* Aim of the exercise:
What lines in the records include the string "spiky"? Return each one.

· · · · · · ·

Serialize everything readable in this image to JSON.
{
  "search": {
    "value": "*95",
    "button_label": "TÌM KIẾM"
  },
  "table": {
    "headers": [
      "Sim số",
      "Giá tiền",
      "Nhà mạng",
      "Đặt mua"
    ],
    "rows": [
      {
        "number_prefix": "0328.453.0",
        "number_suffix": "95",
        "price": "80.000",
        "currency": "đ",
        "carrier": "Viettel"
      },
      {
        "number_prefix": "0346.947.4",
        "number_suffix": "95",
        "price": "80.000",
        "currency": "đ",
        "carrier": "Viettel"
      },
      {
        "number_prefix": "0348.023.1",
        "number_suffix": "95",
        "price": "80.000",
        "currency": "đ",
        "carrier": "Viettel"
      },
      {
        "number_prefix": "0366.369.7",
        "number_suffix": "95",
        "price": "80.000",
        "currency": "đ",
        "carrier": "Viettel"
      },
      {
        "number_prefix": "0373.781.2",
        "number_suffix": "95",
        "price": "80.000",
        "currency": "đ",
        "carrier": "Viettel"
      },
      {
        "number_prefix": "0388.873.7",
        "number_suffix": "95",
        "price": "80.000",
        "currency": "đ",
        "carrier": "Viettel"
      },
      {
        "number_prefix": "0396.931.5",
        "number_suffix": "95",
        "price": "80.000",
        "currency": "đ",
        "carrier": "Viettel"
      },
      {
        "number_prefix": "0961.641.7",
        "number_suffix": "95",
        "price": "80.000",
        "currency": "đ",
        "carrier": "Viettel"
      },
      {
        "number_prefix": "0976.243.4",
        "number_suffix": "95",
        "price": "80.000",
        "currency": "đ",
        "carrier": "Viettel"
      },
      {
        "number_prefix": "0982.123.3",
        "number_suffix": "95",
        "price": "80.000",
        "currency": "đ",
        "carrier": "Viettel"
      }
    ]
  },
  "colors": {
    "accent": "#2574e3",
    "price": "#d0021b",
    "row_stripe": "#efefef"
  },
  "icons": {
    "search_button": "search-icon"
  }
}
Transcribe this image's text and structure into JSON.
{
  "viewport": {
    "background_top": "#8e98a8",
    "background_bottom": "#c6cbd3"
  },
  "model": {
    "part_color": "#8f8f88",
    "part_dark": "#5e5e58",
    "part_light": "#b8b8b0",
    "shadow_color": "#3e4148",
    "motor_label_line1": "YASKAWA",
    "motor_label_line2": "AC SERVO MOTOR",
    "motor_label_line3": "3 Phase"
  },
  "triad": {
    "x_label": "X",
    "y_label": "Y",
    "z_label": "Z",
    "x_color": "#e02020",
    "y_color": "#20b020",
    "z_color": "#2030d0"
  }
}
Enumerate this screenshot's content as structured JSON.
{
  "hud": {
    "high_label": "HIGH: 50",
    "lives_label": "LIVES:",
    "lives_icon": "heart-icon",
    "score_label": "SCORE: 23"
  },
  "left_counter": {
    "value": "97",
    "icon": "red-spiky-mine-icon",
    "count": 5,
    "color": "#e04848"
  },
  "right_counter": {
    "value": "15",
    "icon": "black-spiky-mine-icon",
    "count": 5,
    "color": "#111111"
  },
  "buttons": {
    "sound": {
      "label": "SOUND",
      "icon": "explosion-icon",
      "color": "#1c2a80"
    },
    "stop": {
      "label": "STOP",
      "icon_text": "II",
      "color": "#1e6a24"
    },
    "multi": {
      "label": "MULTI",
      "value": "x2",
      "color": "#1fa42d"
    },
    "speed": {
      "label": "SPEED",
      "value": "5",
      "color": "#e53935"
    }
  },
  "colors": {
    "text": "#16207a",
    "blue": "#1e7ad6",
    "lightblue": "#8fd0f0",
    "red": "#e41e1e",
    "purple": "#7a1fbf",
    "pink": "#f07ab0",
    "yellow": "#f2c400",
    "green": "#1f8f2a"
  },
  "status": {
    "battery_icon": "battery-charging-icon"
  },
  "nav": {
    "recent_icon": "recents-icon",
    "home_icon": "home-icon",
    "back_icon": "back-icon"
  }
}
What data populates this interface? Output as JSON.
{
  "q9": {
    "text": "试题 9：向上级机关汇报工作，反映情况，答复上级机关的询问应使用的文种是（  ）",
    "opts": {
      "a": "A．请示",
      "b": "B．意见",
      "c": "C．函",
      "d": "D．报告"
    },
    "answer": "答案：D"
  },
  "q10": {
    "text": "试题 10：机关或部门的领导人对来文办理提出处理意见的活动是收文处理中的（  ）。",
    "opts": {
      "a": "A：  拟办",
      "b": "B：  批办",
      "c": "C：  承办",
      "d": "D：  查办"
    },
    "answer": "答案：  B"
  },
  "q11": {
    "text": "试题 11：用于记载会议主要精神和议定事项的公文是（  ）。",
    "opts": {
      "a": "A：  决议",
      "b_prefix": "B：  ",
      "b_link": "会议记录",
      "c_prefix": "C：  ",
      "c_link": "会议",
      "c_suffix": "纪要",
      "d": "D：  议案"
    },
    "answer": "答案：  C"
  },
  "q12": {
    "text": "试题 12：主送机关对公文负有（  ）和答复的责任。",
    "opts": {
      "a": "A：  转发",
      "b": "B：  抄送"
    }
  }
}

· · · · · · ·

* Task solution:
    "icon": "red-spiky-mine-icon",
    "icon": "black-spiky-mine-icon",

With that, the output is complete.